Exercise inputs:
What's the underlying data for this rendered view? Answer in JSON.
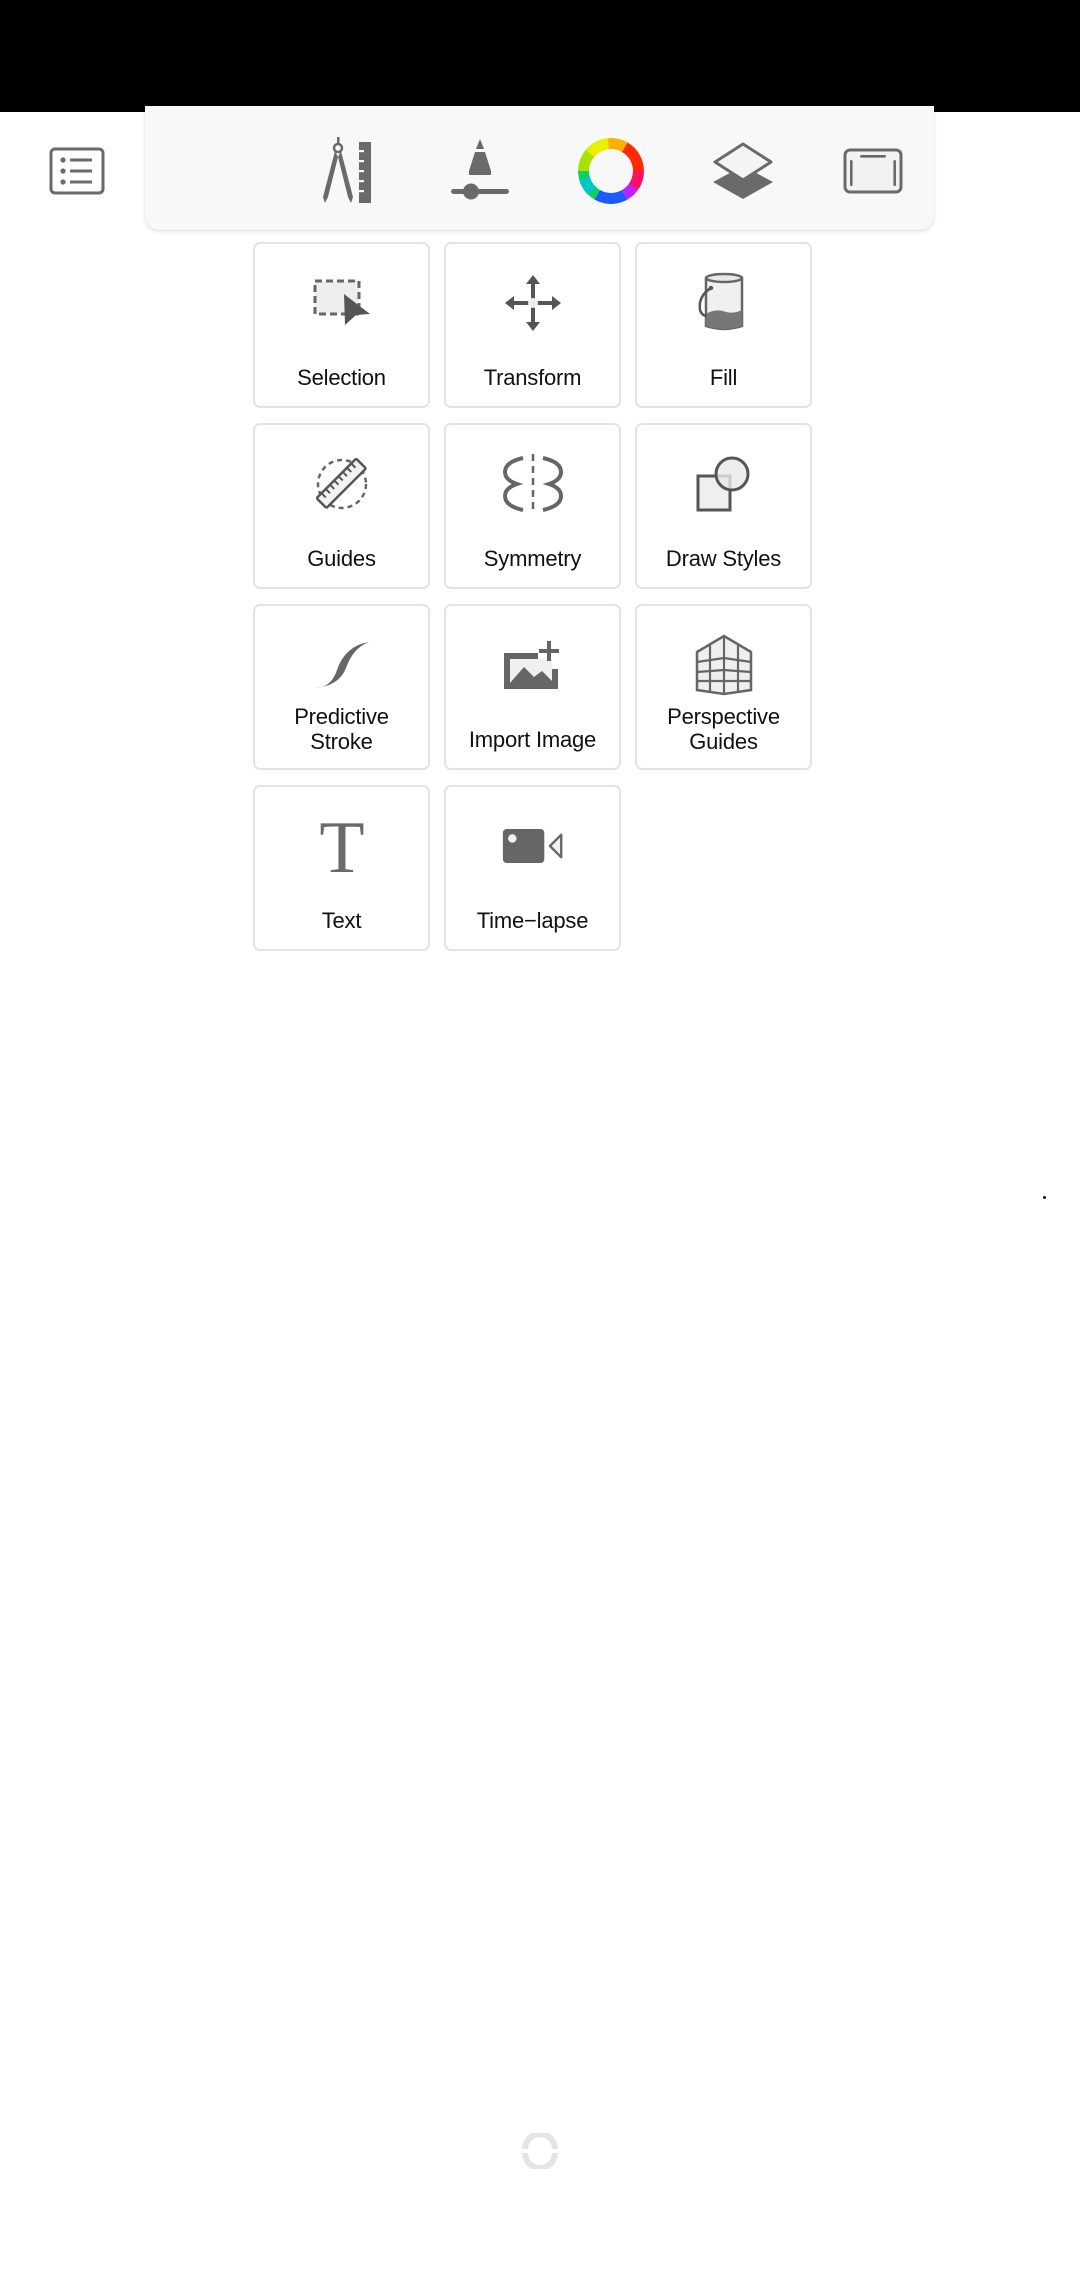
{
  "toolbar": {
    "items": [
      {
        "name": "list-menu",
        "icon": "list-icon"
      },
      {
        "name": "drawing-tools",
        "icon": "compass-ruler-icon"
      },
      {
        "name": "brush-properties",
        "icon": "brush-slider-icon"
      },
      {
        "name": "color-picker",
        "icon": "color-wheel-icon"
      },
      {
        "name": "layers",
        "icon": "layers-icon"
      },
      {
        "name": "canvas-fullscreen",
        "icon": "canvas-frame-icon"
      }
    ]
  },
  "tools": [
    {
      "label": "Selection",
      "icon": "selection-icon"
    },
    {
      "label": "Transform",
      "icon": "move-arrows-icon"
    },
    {
      "label": "Fill",
      "icon": "paint-bucket-icon"
    },
    {
      "label": "Guides",
      "icon": "ruler-guide-icon"
    },
    {
      "label": "Symmetry",
      "icon": "symmetry-icon"
    },
    {
      "label": "Draw Styles",
      "icon": "shapes-icon"
    },
    {
      "label": "Predictive Stroke",
      "line1": "Predictive",
      "line2": "Stroke",
      "icon": "curve-stroke-icon"
    },
    {
      "label": "Import Image",
      "icon": "add-image-icon"
    },
    {
      "label": "Perspective Guides",
      "line1": "Perspective",
      "line2": "Guides",
      "icon": "perspective-grid-icon"
    },
    {
      "label": "Text",
      "icon": "text-icon"
    },
    {
      "label": "Time−lapse",
      "icon": "video-camera-icon"
    }
  ],
  "colors": {
    "icon_gray": "#666666",
    "card_border": "#e3e3e3",
    "toolbar_bg": "#f8f8f8"
  }
}
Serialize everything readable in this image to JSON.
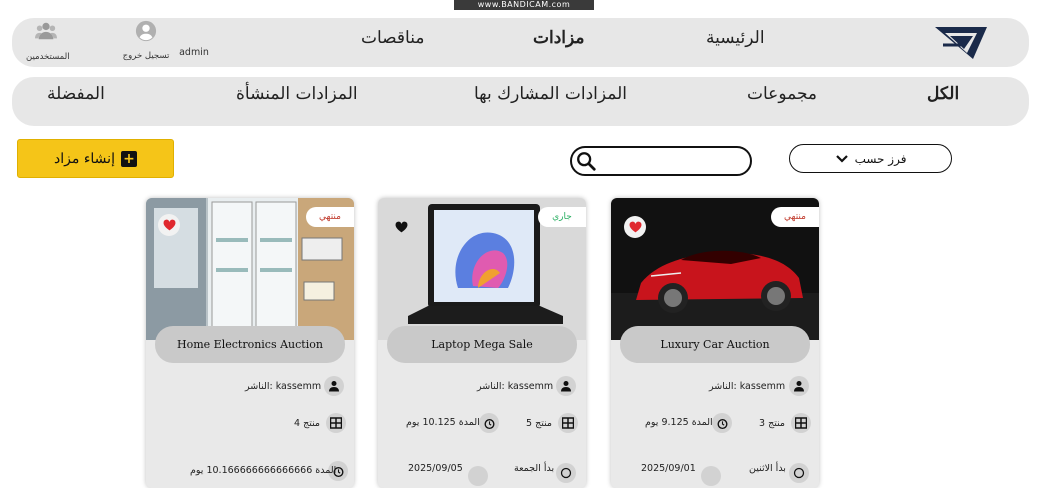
{
  "watermark": "www.BANDICAM.com",
  "header": {
    "users_label": "المستخدمين",
    "logout_label": "تسجيل خروج",
    "username": "admin",
    "nav": {
      "home": "الرئيسية",
      "auctions": "مزادات",
      "tenders": "مناقصات"
    }
  },
  "tabs": {
    "all": "الكل",
    "groups": "مجموعات",
    "participated": "المزادات المشارك بها",
    "created": "المزادات المنشأة",
    "favorites": "المفضلة"
  },
  "toolbar": {
    "create_label": "إنشاء مزاد",
    "search_placeholder": "",
    "sort_label": "فرز حسب"
  },
  "labels": {
    "publisher": "الناشر:",
    "product": "منتج",
    "duration": "المدة",
    "day": "يوم",
    "starts": "بدأ"
  },
  "cards": [
    {
      "title": "Luxury Car Auction",
      "status": "منتهي",
      "favorited": true,
      "publisher": "kassemm",
      "publisher_line": "الناشر: kassemm",
      "products_line": "منتج 3",
      "duration_line": "المدة 9.125 يوم",
      "start_label": "بدأ الاثنين",
      "start_date": "2025/09/01"
    },
    {
      "title": "Laptop Mega Sale",
      "status": "جاري",
      "favorited": false,
      "publisher": "kassemm",
      "publisher_line": "الناشر: kassemm",
      "products_line": "منتج 5",
      "duration_line": "المدة 10.125 يوم",
      "start_label": "بدأ الجمعة",
      "start_date": "2025/09/05"
    },
    {
      "title": "Home Electronics Auction",
      "status": "منتهي",
      "favorited": true,
      "publisher": "kassemm",
      "publisher_line": "الناشر: kassemm",
      "products_line": "منتج 4",
      "duration_line": "المدة 10.166666666666666 يوم",
      "start_label": "",
      "start_date": ""
    }
  ],
  "colors": {
    "accent_yellow": "#f5c518",
    "bar_grey": "#e7e7e7",
    "card_grey": "#e9e9e9",
    "status_ended": "#c0392b",
    "status_running": "#27ae60",
    "heart_red": "#e0282e",
    "logo_navy": "#1a2a4a"
  },
  "icons": {
    "users": "users-icon",
    "logout": "user-circle-icon",
    "search": "search-icon",
    "sort": "chevron-down-icon",
    "create": "plus-square-icon",
    "favorite": "heart-icon",
    "publisher": "person-icon",
    "products": "grid-icon",
    "duration": "alarm-clock-icon",
    "start": "clock-icon"
  }
}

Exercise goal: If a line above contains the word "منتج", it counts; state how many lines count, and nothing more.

Result of this exercise: 4